Exercise:
The entries below should be output exactly as written.

Records for the exercise:
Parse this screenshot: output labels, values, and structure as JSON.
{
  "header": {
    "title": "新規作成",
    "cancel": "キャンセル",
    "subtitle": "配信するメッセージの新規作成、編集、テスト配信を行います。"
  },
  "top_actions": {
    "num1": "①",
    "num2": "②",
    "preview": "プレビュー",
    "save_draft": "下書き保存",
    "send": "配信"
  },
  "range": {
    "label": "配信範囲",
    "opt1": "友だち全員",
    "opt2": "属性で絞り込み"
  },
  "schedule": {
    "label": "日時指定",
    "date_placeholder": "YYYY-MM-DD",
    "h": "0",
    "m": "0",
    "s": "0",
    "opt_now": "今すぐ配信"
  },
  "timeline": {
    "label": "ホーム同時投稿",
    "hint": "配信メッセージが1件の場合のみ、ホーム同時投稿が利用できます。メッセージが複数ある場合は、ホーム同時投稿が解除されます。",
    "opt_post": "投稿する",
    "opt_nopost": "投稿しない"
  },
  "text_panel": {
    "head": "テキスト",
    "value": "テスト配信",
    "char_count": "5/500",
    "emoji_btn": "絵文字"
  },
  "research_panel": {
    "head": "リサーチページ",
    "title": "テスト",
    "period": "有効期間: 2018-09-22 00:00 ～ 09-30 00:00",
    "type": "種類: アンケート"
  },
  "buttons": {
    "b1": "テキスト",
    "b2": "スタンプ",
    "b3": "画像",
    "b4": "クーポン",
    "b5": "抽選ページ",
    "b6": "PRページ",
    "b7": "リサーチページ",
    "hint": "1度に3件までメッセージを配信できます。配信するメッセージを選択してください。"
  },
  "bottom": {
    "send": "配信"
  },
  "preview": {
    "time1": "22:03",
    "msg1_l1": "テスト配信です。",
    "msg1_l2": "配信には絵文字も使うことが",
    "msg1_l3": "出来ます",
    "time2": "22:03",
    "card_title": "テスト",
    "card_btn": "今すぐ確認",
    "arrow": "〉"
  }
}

Exercise result:
Parse this screenshot: output labels, values, and structure as JSON.
{
  "header": {
    "title": "新規作成",
    "cancel": "キャンセル",
    "subtitle": "配信するメッセージの新規作成、編集、テスト配信を行います。"
  },
  "top_actions": {
    "num1": "①",
    "num2": "②",
    "preview": "プレビュー",
    "save_draft": "下書き保存",
    "send": "配信"
  },
  "range": {
    "label": "配信範囲",
    "opt1": "友だち全員",
    "opt2": "属性で絞り込み"
  },
  "schedule": {
    "label": "日時指定",
    "date_placeholder": "YYYY-MM-DD",
    "h": "0",
    "m": "0",
    "s": "0",
    "opt_now": "今すぐ配信"
  },
  "timeline": {
    "label": "ホーム同時投稿",
    "hint": "配信メッセージが1件の場合のみ、ホーム同時投稿が利用できます。メッセージが複数ある場合は、ホーム同時投稿が解除されます。",
    "opt_post": "投稿する",
    "opt_nopost": "投稿しない"
  },
  "text_panel": {
    "head": "テキスト",
    "value": "テスト配信",
    "char_count": "5/500",
    "emoji_btn": "絵文字"
  },
  "research_panel": {
    "head": "リサーチページ",
    "title": "テスト",
    "period": "有効期間: 2018-09-22 00:00 ～ 09-30 00:00",
    "type": "種類: アンケート"
  },
  "buttons": {
    "b1": "テキスト",
    "b2": "スタンプ",
    "b3": "画像",
    "b4": "クーポン",
    "b5": "抽選ページ",
    "b6": "PRページ",
    "b7": "リサーチページ",
    "hint": "1度に3件までメッセージを配信できます。配信するメッセージを選択してください。"
  },
  "bottom": {
    "send": "配信"
  },
  "preview": {
    "time1": "22:03",
    "msg1_l1": "テスト配信です。",
    "msg1_l2": "配信には絵文字も使うことが",
    "msg1_l3": "出来ます",
    "time2": "22:03",
    "card_title": "テスト",
    "card_btn": "今すぐ確認",
    "arrow": "〉"
  }
}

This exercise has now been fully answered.